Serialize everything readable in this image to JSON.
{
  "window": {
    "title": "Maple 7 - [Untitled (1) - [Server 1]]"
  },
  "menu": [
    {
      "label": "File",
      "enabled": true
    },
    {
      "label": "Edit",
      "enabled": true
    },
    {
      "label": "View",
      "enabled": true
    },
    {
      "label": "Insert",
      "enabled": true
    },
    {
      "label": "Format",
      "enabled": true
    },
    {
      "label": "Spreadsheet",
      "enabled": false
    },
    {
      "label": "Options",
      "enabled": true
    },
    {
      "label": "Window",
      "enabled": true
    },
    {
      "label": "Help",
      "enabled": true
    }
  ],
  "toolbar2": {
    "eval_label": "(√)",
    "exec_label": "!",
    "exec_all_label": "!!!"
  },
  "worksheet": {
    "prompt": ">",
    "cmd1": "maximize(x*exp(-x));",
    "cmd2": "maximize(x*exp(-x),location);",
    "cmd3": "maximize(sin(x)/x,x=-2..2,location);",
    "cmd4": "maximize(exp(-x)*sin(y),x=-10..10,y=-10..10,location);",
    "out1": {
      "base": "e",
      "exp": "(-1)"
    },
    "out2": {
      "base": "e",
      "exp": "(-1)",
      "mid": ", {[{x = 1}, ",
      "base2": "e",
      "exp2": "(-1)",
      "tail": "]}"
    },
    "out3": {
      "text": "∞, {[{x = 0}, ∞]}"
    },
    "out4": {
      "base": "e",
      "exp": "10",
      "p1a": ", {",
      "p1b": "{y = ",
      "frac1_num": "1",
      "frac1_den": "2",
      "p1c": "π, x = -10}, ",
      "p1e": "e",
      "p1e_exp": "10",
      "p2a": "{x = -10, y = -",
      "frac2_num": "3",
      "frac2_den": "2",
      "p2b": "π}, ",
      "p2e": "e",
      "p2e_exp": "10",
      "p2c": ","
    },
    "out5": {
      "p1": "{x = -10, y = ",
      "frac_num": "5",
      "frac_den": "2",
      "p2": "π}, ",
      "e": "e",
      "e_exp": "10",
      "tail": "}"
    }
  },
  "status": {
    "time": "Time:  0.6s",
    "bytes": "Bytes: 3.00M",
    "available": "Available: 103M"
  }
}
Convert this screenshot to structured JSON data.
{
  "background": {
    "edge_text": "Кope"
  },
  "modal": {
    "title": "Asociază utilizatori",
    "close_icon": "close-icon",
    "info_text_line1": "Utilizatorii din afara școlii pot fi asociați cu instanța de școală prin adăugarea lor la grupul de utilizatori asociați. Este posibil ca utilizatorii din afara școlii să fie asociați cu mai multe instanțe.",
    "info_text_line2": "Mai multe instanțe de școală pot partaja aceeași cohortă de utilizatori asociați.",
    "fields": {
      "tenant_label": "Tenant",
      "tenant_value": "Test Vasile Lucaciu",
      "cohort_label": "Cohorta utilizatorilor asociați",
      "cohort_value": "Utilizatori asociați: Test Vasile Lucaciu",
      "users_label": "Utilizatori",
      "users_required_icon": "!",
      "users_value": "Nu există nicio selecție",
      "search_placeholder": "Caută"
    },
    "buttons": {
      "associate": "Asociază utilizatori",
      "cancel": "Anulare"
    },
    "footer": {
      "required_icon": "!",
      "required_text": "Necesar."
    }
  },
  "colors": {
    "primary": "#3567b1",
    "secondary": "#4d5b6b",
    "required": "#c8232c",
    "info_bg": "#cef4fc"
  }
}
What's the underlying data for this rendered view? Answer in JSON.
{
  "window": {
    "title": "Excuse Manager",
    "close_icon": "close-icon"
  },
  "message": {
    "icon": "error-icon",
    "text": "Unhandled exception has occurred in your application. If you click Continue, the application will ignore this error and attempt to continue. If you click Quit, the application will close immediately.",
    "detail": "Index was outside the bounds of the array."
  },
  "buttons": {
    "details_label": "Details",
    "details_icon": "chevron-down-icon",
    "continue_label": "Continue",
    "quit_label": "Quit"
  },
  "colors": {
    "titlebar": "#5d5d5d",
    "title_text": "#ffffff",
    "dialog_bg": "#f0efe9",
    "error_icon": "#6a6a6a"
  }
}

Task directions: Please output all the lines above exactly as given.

Task output:
Serialize everything readable in this image to JSON.
{
  "window": {
    "title": "Maple 7 - [Untitled (1) - [Server 1]]"
  },
  "menu": [
    {
      "label": "File",
      "enabled": true
    },
    {
      "label": "Edit",
      "enabled": true
    },
    {
      "label": "View",
      "enabled": true
    },
    {
      "label": "Insert",
      "enabled": true
    },
    {
      "label": "Format",
      "enabled": true
    },
    {
      "label": "Spreadsheet",
      "enabled": false
    },
    {
      "label": "Options",
      "enabled": true
    },
    {
      "label": "Window",
      "enabled": true
    },
    {
      "label": "Help",
      "enabled": true
    }
  ],
  "toolbar2": {
    "eval_label": "(√)",
    "exec_label": "!",
    "exec_all_label": "!!!"
  },
  "worksheet": {
    "prompt": ">",
    "cmd1": "maximize(x*exp(-x));",
    "cmd2": "maximize(x*exp(-x),location);",
    "cmd3": "maximize(sin(x)/x,x=-2..2,location);",
    "cmd4": "maximize(exp(-x)*sin(y),x=-10..10,y=-10..10,location);",
    "out1": {
      "base": "e",
      "exp": "(-1)"
    },
    "out2": {
      "base": "e",
      "exp": "(-1)",
      "mid": ", {[{x = 1}, ",
      "base2": "e",
      "exp2": "(-1)",
      "tail": "]}"
    },
    "out3": {
      "text": "∞, {[{x = 0}, ∞]}"
    },
    "out4": {
      "base": "e",
      "exp": "10",
      "p1a": ", {",
      "p1b": "{y = ",
      "frac1_num": "1",
      "frac1_den": "2",
      "p1c": "π, x = -10}, ",
      "p1e": "e",
      "p1e_exp": "10",
      "p2a": "{x = -10, y = -",
      "frac2_num": "3",
      "frac2_den": "2",
      "p2b": "π}, ",
      "p2e": "e",
      "p2e_exp": "10",
      "p2c": ","
    },
    "out5": {
      "p1": "{x = -10, y = ",
      "frac_num": "5",
      "frac_den": "2",
      "p2": "π}, ",
      "e": "e",
      "e_exp": "10",
      "tail": "}"
    }
  },
  "status": {
    "time": "Time:  0.6s",
    "bytes": "Bytes: 3.00M",
    "available": "Available: 103M"
  }
}
Convert this screenshot to structured JSON data.
{
  "background": {
    "edge_text": "Кope"
  },
  "modal": {
    "title": "Asociază utilizatori",
    "close_icon": "close-icon",
    "info_text_line1": "Utilizatorii din afara școlii pot fi asociați cu instanța de școală prin adăugarea lor la grupul de utilizatori asociați. Este posibil ca utilizatorii din afara școlii să fie asociați cu mai multe instanțe.",
    "info_text_line2": "Mai multe instanțe de școală pot partaja aceeași cohortă de utilizatori asociați.",
    "fields": {
      "tenant_label": "Tenant",
      "tenant_value": "Test Vasile Lucaciu",
      "cohort_label": "Cohorta utilizatorilor asociați",
      "cohort_value": "Utilizatori asociați: Test Vasile Lucaciu",
      "users_label": "Utilizatori",
      "users_required_icon": "!",
      "users_value": "Nu există nicio selecție",
      "search_placeholder": "Caută"
    },
    "buttons": {
      "associate": "Asociază utilizatori",
      "cancel": "Anulare"
    },
    "footer": {
      "required_icon": "!",
      "required_text": "Necesar."
    }
  },
  "colors": {
    "primary": "#3567b1",
    "secondary": "#4d5b6b",
    "required": "#c8232c",
    "info_bg": "#cef4fc"
  }
}
What's the underlying data for this rendered view? Answer in JSON.
{
  "window": {
    "title": "Excuse Manager",
    "close_icon": "close-icon"
  },
  "message": {
    "icon": "error-icon",
    "text": "Unhandled exception has occurred in your application. If you click Continue, the application will ignore this error and attempt to continue. If you click Quit, the application will close immediately.",
    "detail": "Index was outside the bounds of the array."
  },
  "buttons": {
    "details_label": "Details",
    "details_icon": "chevron-down-icon",
    "continue_label": "Continue",
    "quit_label": "Quit"
  },
  "colors": {
    "titlebar": "#5d5d5d",
    "title_text": "#ffffff",
    "dialog_bg": "#f0efe9",
    "error_icon": "#6a6a6a"
  }
}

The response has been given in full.